- Due to other exceptional circumstances, there was insufficient time or opportunity for the Athlete to submit, or for the TUE Committee to consider, an application for the TUE prior to Sample collection; or
- The applicable rules required the Athlete or permitted the Athlete (see Code Article 4.4.5) to apply for a retroactive TUE; or
- It is agreed, by WADA and by the Anti-Doping Organization to whom the application for a retroactive TUE is or would be made, that fairness requires the grant of a retroactive TUE.
What should I do in case of an emergency or acute treatment?
Your health and safety come first. Any decision made regarding your treatment plan should be done in consultation with your physician. Once your treatment is being managed, contact the RADOCA to determine your medical exemption requirements, and to download the application form if required.
What should I do if I have surgery?
Prior to surgery, ask your physician for a list of the medications that will be used. Contact the RADOCA to determine your medical exemption requirements, and to download the application form if required.
How long is my TUE valid?

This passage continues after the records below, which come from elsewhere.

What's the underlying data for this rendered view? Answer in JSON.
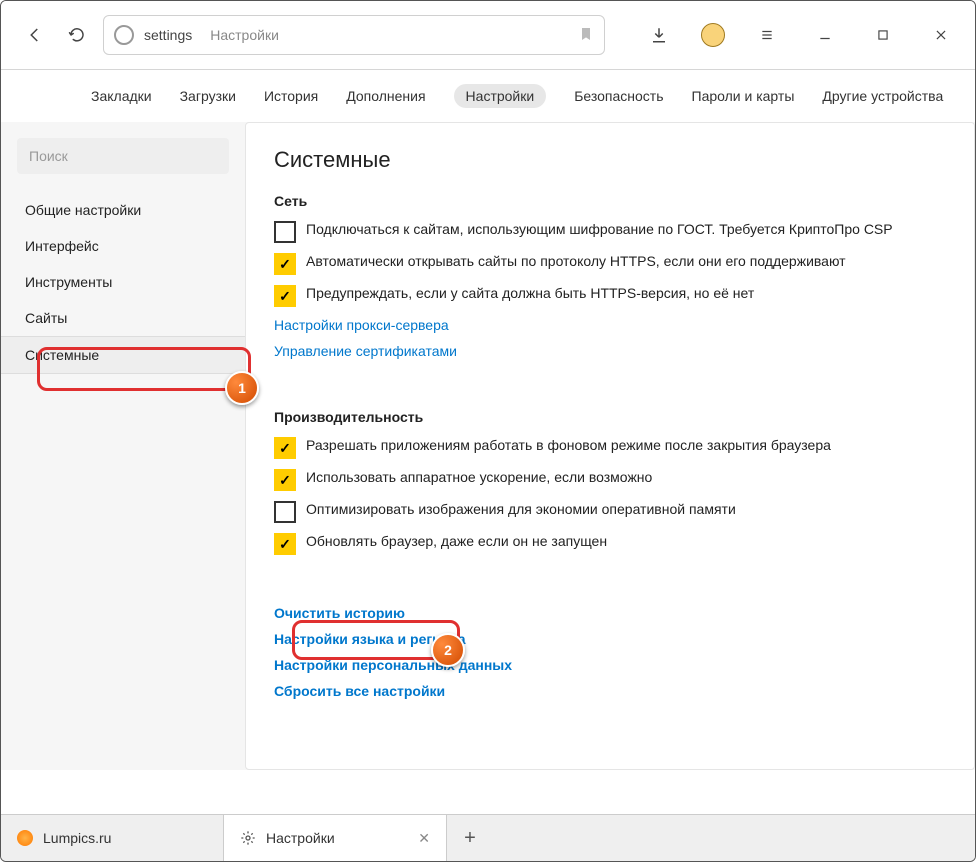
{
  "toolbar": {
    "url_host": "settings",
    "url_page": "Настройки"
  },
  "topnav": {
    "items": [
      "Закладки",
      "Загрузки",
      "История",
      "Дополнения",
      "Настройки",
      "Безопасность",
      "Пароли и карты",
      "Другие устройства"
    ],
    "active_index": 4
  },
  "sidebar": {
    "search_placeholder": "Поиск",
    "items": [
      "Общие настройки",
      "Интерфейс",
      "Инструменты",
      "Сайты",
      "Системные"
    ],
    "active_index": 4
  },
  "main": {
    "title": "Системные",
    "network": {
      "heading": "Сеть",
      "checks": [
        {
          "checked": false,
          "label": "Подключаться к сайтам, использующим шифрование по ГОСТ. Требуется КриптоПро CSP"
        },
        {
          "checked": true,
          "label": "Автоматически открывать сайты по протоколу HTTPS, если они его поддерживают"
        },
        {
          "checked": true,
          "label": "Предупреждать, если у сайта должна быть HTTPS-версия, но её нет"
        }
      ],
      "links": [
        "Настройки прокси-сервера",
        "Управление сертификатами"
      ]
    },
    "perf": {
      "heading": "Производительность",
      "checks": [
        {
          "checked": true,
          "label": "Разрешать приложениям работать в фоновом режиме после закрытия браузера"
        },
        {
          "checked": true,
          "label": "Использовать аппаратное ускорение, если возможно"
        },
        {
          "checked": false,
          "label": "Оптимизировать изображения для экономии оперативной памяти"
        },
        {
          "checked": true,
          "label": "Обновлять браузер, даже если он не запущен"
        }
      ]
    },
    "links2": [
      "Очистить историю",
      "Настройки языка и региона",
      "Настройки персональных данных",
      "Сбросить все настройки"
    ]
  },
  "tabs": {
    "items": [
      {
        "title": "Lumpics.ru",
        "icon": "sun"
      },
      {
        "title": "Настройки",
        "icon": "gear",
        "active": true
      }
    ]
  },
  "callouts": {
    "b1": "1",
    "b2": "2"
  }
}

A TUE granted by the RADOCA is valid for the duration of the treatment as prescribed by the physician. It is your responsibility to know when your TUE expires and to apply for renewal before this date if necessary.
What should I do if my competition level changes?

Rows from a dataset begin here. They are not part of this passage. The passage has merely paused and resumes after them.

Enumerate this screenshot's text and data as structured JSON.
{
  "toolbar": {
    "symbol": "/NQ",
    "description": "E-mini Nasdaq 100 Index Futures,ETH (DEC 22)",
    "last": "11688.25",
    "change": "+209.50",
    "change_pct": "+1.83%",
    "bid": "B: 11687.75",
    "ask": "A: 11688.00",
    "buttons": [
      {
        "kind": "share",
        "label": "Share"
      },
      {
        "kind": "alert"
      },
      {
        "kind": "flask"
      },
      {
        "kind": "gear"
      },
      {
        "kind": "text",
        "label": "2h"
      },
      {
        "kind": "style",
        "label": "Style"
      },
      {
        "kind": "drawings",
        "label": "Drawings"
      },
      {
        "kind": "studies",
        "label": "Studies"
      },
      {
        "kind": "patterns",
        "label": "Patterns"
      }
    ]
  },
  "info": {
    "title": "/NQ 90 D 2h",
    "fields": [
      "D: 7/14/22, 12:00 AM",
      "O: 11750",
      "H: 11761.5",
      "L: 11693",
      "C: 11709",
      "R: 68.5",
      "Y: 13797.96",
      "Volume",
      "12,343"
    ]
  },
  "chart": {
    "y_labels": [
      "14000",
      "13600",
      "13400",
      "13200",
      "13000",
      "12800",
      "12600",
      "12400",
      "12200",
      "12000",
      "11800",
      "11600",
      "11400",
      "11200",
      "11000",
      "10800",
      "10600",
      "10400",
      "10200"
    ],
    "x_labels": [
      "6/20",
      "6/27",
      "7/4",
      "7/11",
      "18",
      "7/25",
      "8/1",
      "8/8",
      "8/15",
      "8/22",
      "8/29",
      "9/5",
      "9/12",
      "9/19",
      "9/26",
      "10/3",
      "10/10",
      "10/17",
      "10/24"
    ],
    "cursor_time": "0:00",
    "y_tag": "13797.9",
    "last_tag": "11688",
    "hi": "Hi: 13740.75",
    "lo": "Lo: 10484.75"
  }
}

RADOCA TUE is granted in accordance with the TUE rules of the RADOCA and is valid only in your country, unless otherwise stated in your International Federation’s anti-doping rules. If at any time you are included in your IF’s Registered Testing Pool (RTP) or compete at an international level, you must comply with their IF TUE requirements. You should contact the RADOCA to determine whether your RADOCA TUE is valid for international competition.
If RADOCA denies an application for a TUE, the Athlete may appeal exclusively to the national level appeal body described in the RADOCA anti-doping rules.
If WADA determines that the granting or denial of a TUE did not comply with the International Standard for TUEs in force at the time, then WADA may reverse that decision and the TUE shall be cancelled. In the event of a reversal, WADA will advise all concerned parties.
WADA shall review any decision by an IF not to recognize a TUE granted by RADOCA that is referred to WADA by the Athlete or RADOCA. In addition, WADA shall review any decision by an IF to grant a TUE that is referred to WADA by RADOCA. WADA may review any other TUE decisions at any time, whether upon request by those affected or on its own initiative. If the TUE decision being reviewed meets the criteria set out in the International Standard for Therapeutic Use Exemptions, WADA will not interfere with it. If the TUE decision does not meet those criteria, WADA will reverse it.